### EXERCISE REQUIREMENTS
Filter the records below for the word "kind". Copy each line that holds it.

### SOURCE MATERIAL
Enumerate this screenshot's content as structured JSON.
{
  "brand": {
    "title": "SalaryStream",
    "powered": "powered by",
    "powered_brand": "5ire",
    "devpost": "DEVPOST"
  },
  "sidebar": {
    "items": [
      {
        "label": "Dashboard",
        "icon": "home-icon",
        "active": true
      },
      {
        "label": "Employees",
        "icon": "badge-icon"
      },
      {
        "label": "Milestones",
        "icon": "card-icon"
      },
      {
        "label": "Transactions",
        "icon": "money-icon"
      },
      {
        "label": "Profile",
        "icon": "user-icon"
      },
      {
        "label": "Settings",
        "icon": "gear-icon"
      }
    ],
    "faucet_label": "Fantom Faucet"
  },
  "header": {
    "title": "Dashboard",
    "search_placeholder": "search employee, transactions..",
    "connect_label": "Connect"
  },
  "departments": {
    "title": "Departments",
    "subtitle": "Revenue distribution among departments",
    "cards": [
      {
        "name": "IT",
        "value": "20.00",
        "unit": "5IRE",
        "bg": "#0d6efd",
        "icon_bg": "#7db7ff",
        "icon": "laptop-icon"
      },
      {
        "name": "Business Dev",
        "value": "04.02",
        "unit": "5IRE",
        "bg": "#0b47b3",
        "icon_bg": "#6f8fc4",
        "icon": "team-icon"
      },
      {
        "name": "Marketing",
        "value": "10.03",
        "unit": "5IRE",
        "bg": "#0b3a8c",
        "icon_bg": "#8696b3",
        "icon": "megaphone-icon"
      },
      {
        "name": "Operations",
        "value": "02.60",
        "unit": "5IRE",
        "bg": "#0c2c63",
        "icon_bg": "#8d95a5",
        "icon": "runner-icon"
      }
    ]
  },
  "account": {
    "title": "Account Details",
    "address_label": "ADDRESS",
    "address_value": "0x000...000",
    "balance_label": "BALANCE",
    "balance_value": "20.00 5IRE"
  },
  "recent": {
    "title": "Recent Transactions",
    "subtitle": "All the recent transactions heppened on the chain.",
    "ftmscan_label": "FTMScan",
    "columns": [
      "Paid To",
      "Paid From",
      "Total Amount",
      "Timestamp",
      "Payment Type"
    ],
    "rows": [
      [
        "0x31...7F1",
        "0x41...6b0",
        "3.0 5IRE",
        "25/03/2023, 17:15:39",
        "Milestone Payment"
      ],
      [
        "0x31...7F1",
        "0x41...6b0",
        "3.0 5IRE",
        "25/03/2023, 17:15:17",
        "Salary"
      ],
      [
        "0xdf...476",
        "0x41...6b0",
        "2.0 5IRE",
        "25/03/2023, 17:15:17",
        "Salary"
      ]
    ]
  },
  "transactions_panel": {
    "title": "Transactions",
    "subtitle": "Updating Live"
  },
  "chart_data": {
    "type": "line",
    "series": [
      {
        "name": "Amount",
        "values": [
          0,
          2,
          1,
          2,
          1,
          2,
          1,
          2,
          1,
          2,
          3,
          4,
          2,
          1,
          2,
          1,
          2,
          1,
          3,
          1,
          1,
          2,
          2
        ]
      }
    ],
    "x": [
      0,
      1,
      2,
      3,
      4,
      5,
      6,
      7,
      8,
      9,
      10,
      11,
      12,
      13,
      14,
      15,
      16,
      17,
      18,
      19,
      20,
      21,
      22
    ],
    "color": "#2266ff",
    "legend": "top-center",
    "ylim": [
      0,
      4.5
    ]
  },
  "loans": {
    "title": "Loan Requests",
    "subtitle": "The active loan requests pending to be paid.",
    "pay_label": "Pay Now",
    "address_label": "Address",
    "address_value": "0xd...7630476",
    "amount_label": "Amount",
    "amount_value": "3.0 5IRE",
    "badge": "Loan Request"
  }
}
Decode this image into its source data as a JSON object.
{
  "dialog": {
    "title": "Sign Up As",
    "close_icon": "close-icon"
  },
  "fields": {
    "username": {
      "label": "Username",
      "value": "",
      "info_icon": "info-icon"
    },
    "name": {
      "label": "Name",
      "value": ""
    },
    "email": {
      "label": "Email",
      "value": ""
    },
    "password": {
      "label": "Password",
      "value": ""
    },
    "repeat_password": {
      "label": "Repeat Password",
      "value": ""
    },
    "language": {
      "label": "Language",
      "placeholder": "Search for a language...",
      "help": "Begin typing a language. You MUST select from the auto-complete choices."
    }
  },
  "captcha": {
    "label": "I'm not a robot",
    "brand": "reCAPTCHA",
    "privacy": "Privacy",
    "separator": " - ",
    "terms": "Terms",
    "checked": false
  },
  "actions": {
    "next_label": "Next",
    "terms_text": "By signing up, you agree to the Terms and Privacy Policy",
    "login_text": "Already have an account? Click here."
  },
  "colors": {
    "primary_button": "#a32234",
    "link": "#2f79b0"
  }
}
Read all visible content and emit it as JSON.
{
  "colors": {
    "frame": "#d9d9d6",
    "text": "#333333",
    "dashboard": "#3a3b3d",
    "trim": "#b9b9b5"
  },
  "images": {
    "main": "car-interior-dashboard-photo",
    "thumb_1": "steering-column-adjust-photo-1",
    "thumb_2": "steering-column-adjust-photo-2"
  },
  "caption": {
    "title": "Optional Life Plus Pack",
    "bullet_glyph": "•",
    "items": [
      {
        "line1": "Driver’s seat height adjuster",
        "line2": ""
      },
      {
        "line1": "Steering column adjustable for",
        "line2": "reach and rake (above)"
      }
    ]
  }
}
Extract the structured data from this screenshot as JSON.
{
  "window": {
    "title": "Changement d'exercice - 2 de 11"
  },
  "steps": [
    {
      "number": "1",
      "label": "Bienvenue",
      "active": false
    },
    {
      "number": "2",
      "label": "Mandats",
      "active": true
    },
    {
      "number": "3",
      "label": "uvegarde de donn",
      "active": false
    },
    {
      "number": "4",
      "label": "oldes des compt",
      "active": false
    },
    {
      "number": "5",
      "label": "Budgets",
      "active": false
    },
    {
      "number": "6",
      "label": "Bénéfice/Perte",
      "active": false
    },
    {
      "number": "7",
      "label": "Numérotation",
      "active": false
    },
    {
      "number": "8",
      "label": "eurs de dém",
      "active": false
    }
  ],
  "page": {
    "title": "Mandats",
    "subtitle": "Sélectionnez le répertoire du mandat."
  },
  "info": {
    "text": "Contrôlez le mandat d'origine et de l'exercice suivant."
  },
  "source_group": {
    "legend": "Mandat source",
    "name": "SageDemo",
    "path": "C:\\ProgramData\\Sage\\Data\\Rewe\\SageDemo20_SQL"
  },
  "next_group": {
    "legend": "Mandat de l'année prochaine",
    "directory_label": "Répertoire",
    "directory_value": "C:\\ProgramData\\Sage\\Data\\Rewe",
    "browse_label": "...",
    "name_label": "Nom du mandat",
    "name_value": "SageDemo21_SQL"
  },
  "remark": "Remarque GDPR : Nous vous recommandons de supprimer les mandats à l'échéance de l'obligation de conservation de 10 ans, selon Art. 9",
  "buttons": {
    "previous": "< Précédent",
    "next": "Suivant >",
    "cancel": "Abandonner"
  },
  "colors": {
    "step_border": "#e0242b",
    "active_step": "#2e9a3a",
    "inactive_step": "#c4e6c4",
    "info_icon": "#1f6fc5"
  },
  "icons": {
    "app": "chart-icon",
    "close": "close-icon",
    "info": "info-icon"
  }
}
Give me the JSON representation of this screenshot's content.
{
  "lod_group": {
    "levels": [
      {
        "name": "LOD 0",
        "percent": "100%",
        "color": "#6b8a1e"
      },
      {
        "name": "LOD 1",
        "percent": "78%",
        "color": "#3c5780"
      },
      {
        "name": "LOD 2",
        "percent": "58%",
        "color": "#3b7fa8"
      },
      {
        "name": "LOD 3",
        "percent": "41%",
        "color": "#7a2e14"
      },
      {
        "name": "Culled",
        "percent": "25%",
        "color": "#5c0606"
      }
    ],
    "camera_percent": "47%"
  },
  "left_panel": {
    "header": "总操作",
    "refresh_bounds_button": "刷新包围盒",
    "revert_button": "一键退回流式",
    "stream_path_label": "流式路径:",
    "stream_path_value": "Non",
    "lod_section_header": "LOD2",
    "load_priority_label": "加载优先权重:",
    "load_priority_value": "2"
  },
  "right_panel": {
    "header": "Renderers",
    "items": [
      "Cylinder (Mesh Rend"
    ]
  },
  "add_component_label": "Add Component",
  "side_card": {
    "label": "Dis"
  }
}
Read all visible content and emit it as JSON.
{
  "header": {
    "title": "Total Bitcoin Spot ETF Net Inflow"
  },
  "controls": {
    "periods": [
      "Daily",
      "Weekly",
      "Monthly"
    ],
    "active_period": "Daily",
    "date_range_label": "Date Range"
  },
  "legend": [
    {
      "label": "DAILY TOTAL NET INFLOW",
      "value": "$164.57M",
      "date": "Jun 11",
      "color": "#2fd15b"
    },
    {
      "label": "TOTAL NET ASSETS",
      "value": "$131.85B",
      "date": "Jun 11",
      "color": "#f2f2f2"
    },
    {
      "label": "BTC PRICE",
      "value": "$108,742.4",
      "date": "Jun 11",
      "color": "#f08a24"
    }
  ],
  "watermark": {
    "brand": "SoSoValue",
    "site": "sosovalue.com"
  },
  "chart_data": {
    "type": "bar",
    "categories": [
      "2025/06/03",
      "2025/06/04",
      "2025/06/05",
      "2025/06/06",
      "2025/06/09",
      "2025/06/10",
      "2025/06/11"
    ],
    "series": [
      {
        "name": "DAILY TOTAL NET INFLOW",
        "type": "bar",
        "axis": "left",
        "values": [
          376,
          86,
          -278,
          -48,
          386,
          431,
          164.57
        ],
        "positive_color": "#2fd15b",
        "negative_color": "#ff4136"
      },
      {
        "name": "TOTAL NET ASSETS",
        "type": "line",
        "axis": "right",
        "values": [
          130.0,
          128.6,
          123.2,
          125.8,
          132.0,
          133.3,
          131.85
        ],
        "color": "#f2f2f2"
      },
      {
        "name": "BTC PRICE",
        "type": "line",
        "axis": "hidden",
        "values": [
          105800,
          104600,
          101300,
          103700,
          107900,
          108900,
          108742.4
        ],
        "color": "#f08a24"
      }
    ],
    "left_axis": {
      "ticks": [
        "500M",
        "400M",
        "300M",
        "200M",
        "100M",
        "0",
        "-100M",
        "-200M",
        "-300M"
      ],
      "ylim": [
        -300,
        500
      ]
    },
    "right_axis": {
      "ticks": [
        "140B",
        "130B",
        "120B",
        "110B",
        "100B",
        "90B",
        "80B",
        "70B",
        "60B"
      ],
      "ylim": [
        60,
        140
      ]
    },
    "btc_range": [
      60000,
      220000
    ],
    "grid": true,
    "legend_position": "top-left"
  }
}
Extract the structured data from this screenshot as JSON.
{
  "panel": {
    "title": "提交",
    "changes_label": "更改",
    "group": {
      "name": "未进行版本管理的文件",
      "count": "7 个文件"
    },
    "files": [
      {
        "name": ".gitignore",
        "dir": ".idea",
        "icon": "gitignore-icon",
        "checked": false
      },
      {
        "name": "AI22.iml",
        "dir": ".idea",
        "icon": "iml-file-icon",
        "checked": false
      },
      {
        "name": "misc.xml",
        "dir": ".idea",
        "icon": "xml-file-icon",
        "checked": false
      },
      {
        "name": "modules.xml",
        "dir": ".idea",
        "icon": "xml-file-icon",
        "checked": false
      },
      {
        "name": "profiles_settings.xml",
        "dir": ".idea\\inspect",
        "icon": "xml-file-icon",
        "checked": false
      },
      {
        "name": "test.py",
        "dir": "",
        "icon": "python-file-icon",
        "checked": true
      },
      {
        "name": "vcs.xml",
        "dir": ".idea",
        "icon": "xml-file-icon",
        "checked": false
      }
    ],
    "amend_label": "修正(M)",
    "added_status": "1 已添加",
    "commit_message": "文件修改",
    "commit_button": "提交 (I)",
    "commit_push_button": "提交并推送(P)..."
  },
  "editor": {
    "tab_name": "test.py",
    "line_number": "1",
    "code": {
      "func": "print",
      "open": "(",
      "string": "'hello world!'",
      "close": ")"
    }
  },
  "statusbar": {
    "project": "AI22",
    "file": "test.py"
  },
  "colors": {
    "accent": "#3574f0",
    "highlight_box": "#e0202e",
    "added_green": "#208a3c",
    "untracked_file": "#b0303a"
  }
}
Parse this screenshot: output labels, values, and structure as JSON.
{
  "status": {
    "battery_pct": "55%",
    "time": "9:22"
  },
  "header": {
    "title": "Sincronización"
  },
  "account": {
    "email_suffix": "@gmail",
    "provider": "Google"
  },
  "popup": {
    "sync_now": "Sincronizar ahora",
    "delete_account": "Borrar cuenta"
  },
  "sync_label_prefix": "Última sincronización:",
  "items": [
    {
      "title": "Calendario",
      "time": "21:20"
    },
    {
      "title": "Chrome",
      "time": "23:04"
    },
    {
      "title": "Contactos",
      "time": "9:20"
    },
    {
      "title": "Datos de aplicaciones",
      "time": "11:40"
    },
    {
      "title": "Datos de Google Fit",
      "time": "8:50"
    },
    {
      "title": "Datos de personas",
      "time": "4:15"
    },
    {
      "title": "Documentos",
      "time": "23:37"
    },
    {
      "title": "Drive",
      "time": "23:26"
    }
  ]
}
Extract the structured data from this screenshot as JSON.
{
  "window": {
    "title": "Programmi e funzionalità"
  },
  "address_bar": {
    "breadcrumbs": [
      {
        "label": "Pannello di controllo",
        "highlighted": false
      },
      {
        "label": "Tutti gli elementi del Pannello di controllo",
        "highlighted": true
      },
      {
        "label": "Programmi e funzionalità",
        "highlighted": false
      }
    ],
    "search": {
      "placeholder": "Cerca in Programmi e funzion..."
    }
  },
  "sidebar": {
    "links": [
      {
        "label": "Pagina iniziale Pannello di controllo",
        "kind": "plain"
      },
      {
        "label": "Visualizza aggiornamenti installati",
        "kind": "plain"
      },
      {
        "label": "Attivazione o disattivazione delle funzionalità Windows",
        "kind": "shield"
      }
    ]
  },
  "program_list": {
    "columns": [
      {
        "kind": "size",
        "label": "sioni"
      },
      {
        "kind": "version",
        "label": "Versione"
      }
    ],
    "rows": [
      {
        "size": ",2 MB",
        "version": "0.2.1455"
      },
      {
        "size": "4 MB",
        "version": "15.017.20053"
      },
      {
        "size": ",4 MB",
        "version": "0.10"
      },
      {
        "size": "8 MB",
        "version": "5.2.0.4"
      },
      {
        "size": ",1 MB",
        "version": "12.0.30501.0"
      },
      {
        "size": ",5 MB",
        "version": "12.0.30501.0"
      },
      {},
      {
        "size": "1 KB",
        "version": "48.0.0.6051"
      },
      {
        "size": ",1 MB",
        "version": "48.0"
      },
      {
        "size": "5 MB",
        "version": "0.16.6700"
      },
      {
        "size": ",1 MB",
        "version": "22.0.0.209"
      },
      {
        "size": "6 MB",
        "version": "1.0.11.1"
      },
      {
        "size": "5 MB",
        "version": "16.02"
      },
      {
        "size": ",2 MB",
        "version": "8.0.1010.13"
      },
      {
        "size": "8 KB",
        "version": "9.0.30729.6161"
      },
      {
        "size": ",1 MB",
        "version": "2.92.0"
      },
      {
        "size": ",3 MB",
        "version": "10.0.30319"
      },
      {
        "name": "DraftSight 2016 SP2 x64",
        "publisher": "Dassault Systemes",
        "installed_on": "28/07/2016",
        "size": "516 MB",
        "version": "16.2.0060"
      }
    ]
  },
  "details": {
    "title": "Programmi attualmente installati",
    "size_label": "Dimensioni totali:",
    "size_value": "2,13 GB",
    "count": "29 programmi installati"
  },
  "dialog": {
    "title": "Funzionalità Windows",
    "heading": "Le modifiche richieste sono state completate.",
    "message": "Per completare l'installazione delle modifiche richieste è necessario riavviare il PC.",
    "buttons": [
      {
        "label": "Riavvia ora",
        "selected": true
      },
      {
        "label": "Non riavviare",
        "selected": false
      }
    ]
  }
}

### TASK ANSWER
        "kind": "plain"
        "kind": "plain"
        "kind": "shield"
        "kind": "size",
        "kind": "version",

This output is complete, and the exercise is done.